↓

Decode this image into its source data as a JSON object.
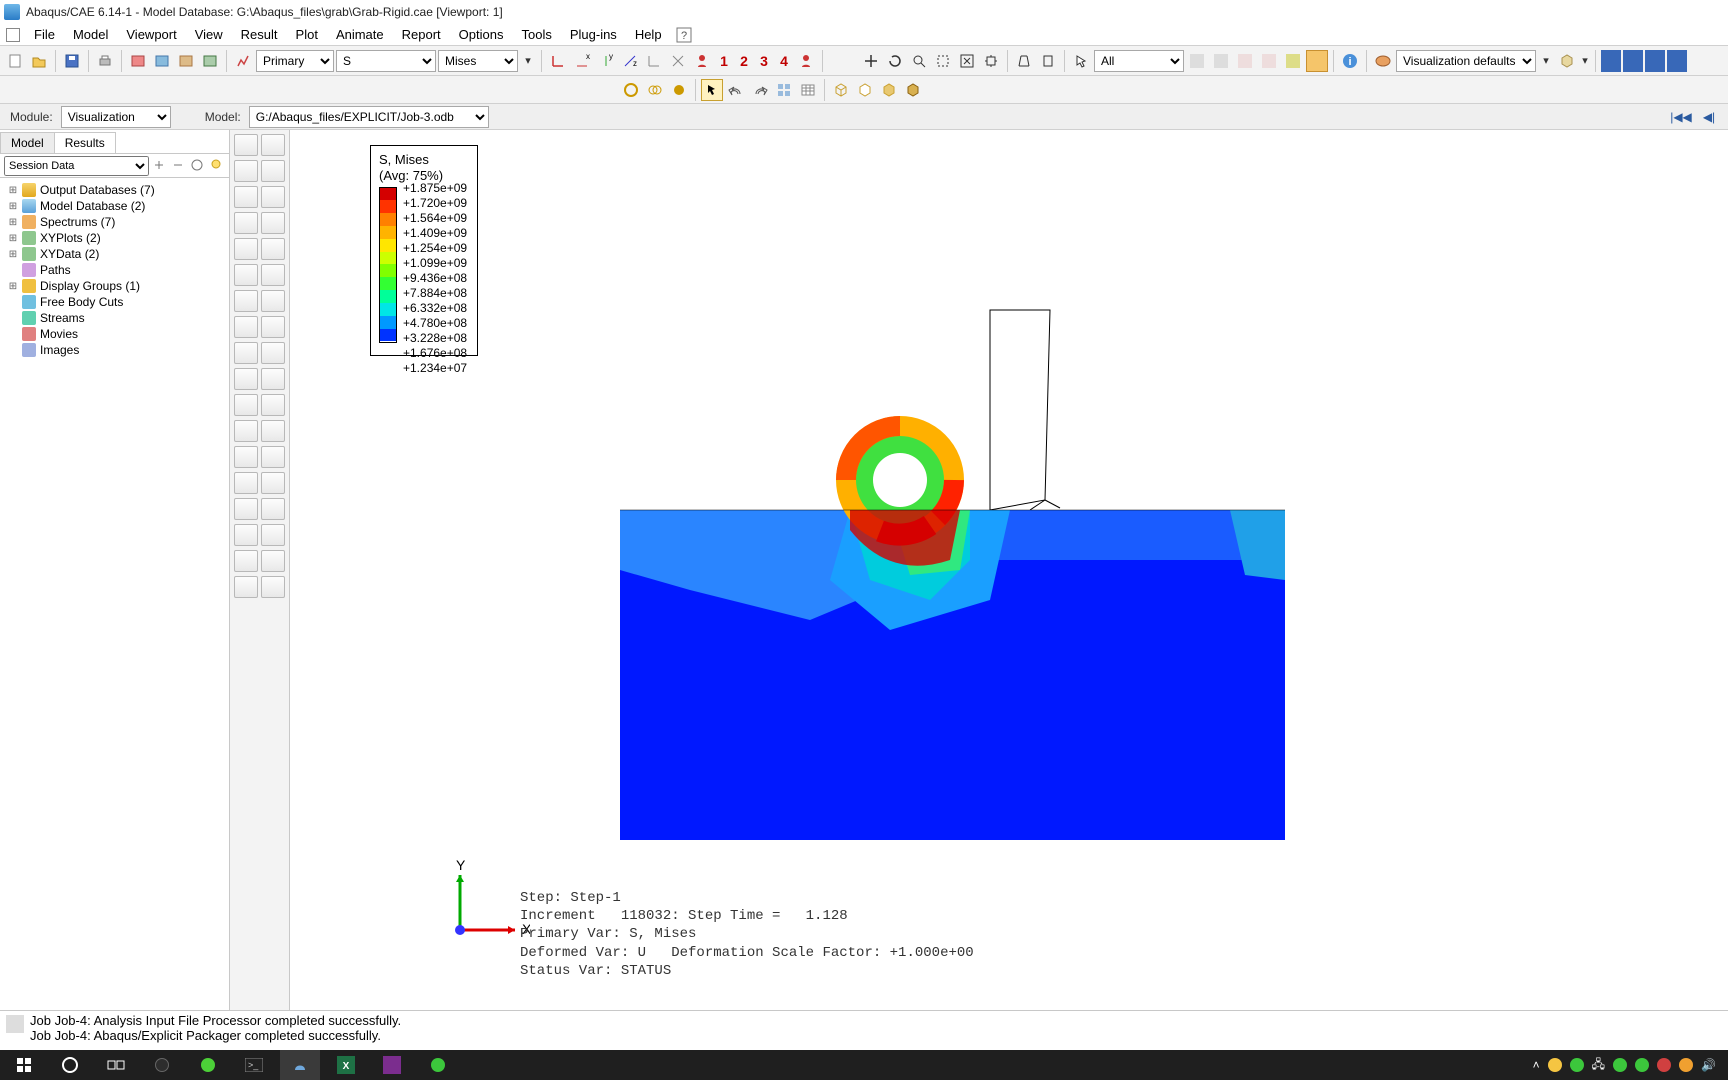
{
  "title": "Abaqus/CAE 6.14-1 - Model Database: G:\\Abaqus_files\\grab\\Grab-Rigid.cae [Viewport: 1]",
  "menu": [
    "File",
    "Model",
    "Viewport",
    "View",
    "Result",
    "Plot",
    "Animate",
    "Report",
    "Options",
    "Tools",
    "Plug-ins",
    "Help"
  ],
  "toolbar1": {
    "primary_label": "Primary",
    "var_letter": "S",
    "invariant": "Mises",
    "nums": [
      "1",
      "2",
      "3",
      "4"
    ],
    "all_label": "All",
    "vis_defaults": "Visualization defaults"
  },
  "module_row": {
    "module_label": "Module:",
    "module_value": "Visualization",
    "model_label": "Model:",
    "model_value": "G:/Abaqus_files/EXPLICIT/Job-3.odb"
  },
  "tree_tabs": [
    "Model",
    "Results"
  ],
  "tree_header": "Session Data",
  "tree_items": [
    {
      "label": "Output Databases (7)",
      "icon": "ic-db",
      "exp": "+"
    },
    {
      "label": "Model Database (2)",
      "icon": "ic-model",
      "exp": "+"
    },
    {
      "label": "Spectrums (7)",
      "icon": "ic-spec",
      "exp": "+"
    },
    {
      "label": "XYPlots (2)",
      "icon": "ic-xy",
      "exp": "+"
    },
    {
      "label": "XYData (2)",
      "icon": "ic-xy",
      "exp": "+"
    },
    {
      "label": "Paths",
      "icon": "ic-path",
      "exp": ""
    },
    {
      "label": "Display Groups (1)",
      "icon": "ic-disp",
      "exp": "+"
    },
    {
      "label": "Free Body Cuts",
      "icon": "ic-cut",
      "exp": ""
    },
    {
      "label": "Streams",
      "icon": "ic-stream",
      "exp": ""
    },
    {
      "label": "Movies",
      "icon": "ic-mov",
      "exp": ""
    },
    {
      "label": "Images",
      "icon": "ic-img",
      "exp": ""
    }
  ],
  "legend": {
    "title": "S, Mises\n(Avg: 75%)",
    "values": [
      "+1.875e+09",
      "+1.720e+09",
      "+1.564e+09",
      "+1.409e+09",
      "+1.254e+09",
      "+1.099e+09",
      "+9.436e+08",
      "+7.884e+08",
      "+6.332e+08",
      "+4.780e+08",
      "+3.228e+08",
      "+1.676e+08",
      "+1.234e+07"
    ],
    "colors": [
      "#d40000",
      "#ff3300",
      "#ff8000",
      "#ffb300",
      "#ffe600",
      "#ccff00",
      "#80ff00",
      "#33ff33",
      "#00ff99",
      "#00e6e6",
      "#0099ff",
      "#0033ff"
    ]
  },
  "step_info": "Step: Step-1\nIncrement   118032: Step Time =   1.128\nPrimary Var: S, Mises\nDeformed Var: U   Deformation Scale Factor: +1.000e+00\nStatus Var: STATUS",
  "axis": {
    "x": "X",
    "y": "Y"
  },
  "messages": [
    "Job Job-4: Analysis Input File Processor completed successfully.",
    "Job Job-4: Abaqus/Explicit Packager completed successfully."
  ],
  "taskbar": {
    "time": ""
  }
}
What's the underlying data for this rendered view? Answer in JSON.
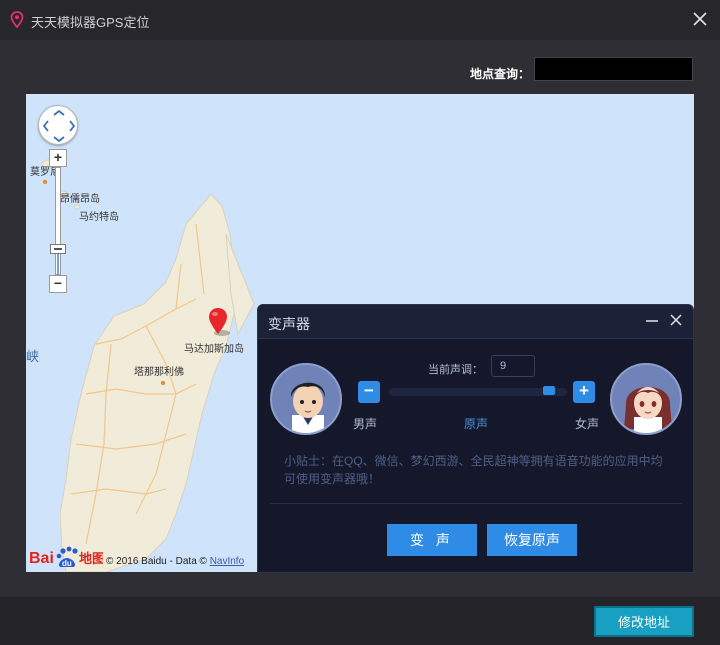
{
  "window": {
    "title": "天天模拟器GPS定位",
    "close_icon": "close-icon"
  },
  "search": {
    "label": "地点查询：",
    "value": "",
    "placeholder": ""
  },
  "map": {
    "labels": {
      "moroni": "莫罗尼",
      "comoros": "昂儒昂岛",
      "mayotte": "马约特岛",
      "madagascar": "马达加斯加岛",
      "antananarivo": "塔那那利佛",
      "strait": "峡"
    },
    "zoom_in_label": "+",
    "zoom_out_label": "−",
    "logo_text_bai": "Bai",
    "logo_text_du": "du",
    "logo_text_map": "地图",
    "copyright_text": "© 2016 Baidu - Data © ",
    "copyright_link": "NavInfo"
  },
  "voice_changer": {
    "title": "变声器",
    "pitch_label": "当前声调：",
    "pitch_value": "9",
    "minus_label": "−",
    "plus_label": "+",
    "male_label": "男声",
    "original_label": "原声",
    "female_label": "女声",
    "tip": "小贴士：在QQ、微信、梦幻西游、全民超神等拥有语音功能的应用中均可使用变声器哦！",
    "change_button": "变 声",
    "restore_button": "恢复原声",
    "accent_color": "#2e8be6"
  },
  "footer": {
    "modify_button": "修改地址",
    "accent_color": "#17a0c2"
  }
}
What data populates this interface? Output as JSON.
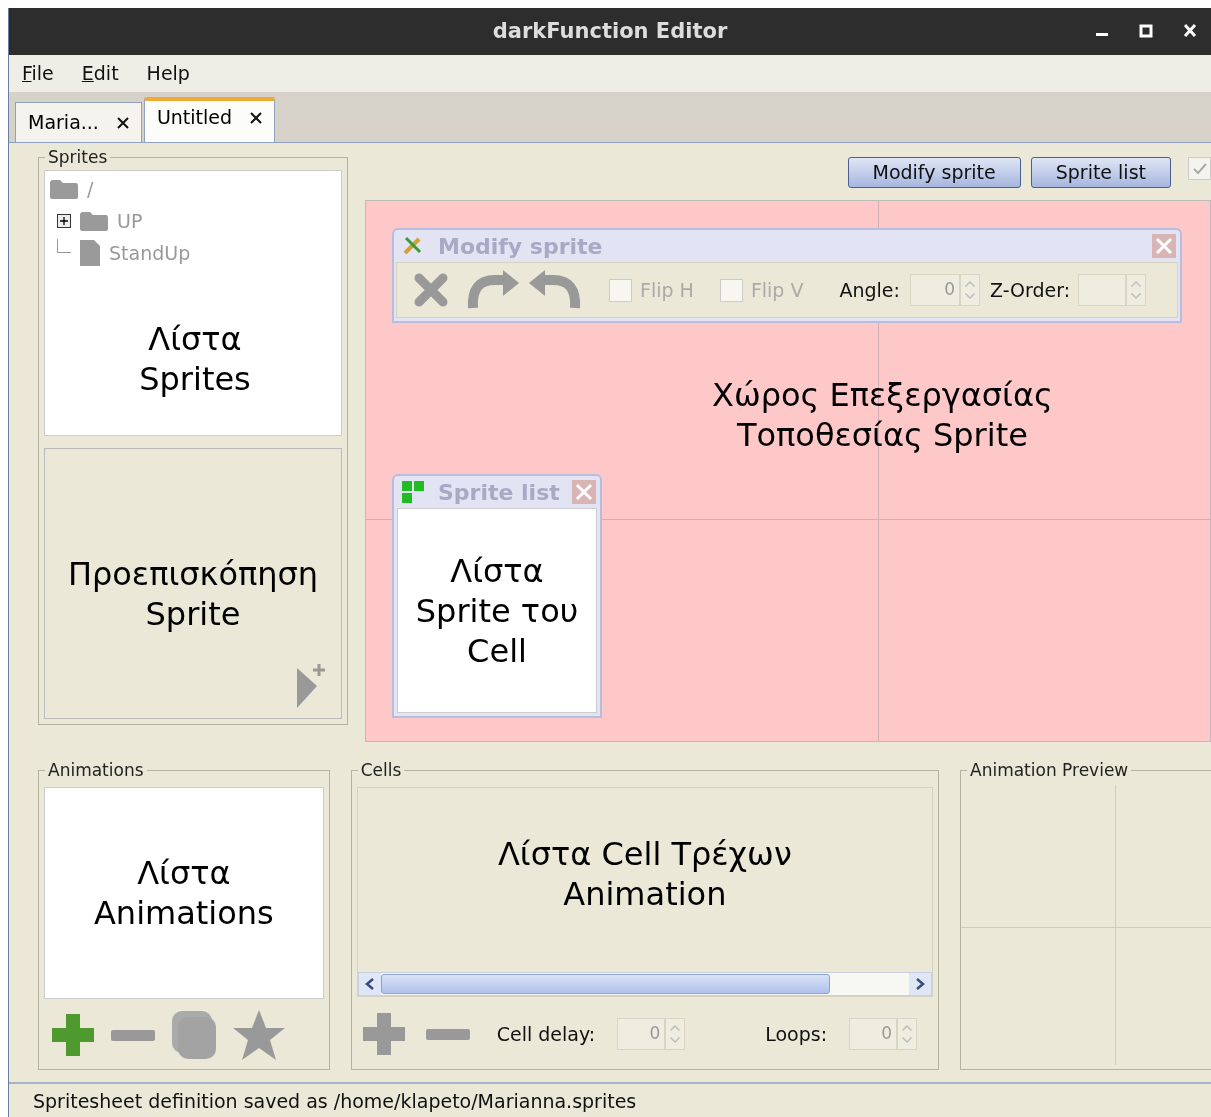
{
  "window": {
    "title": "darkFunction Editor"
  },
  "menu": [
    {
      "label": "File",
      "mnemonic": true
    },
    {
      "label": "Edit",
      "mnemonic": true
    },
    {
      "label": "Help",
      "mnemonic": false
    }
  ],
  "tabs": [
    {
      "label": "Maria...",
      "selected": false
    },
    {
      "label": "Untitled",
      "selected": true
    }
  ],
  "sprites": {
    "title": "Sprites",
    "tree": [
      {
        "label": "/",
        "kind": "folder",
        "children": [
          {
            "label": "UP",
            "kind": "folder",
            "expanded": false
          },
          {
            "label": "StandUp",
            "kind": "file"
          }
        ]
      }
    ],
    "list_label": "Λίστα\nSprites",
    "preview_label": "Προεπισκόπηση\nSprite"
  },
  "toolbar": {
    "buttons": [
      "Modify sprite",
      "Sprite list"
    ],
    "checkbox": {
      "checked": true
    }
  },
  "canvas": {
    "label": "Χώρος Επεξεργασίας\nΤοποθεσίας Sprite",
    "modify_window": {
      "title": "Modify sprite",
      "flips": [
        {
          "label": "Flip H",
          "checked": false
        },
        {
          "label": "Flip V",
          "checked": false
        }
      ],
      "angle": {
        "label": "Angle:",
        "value": "0"
      },
      "z_order": {
        "label": "Z-Order:"
      }
    },
    "sprite_list_window": {
      "title": "Sprite list",
      "label": "Λίστα\nSprite του\nCell"
    }
  },
  "animations": {
    "title": "Animations",
    "label": "Λίστα\nAnimations"
  },
  "cells": {
    "title": "Cells",
    "label": "Λίστα Cell Τρέχων\nAnimation",
    "cell_delay": {
      "label": "Cell delay:",
      "value": "0"
    },
    "loops": {
      "label": "Loops:",
      "value": "0"
    }
  },
  "preview": {
    "title": "Animation Preview"
  },
  "status_bar": "Spritesheet definition saved as /home/klapeto/Marianna.sprites"
}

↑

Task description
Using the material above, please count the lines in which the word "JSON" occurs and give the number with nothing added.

Response to this task
3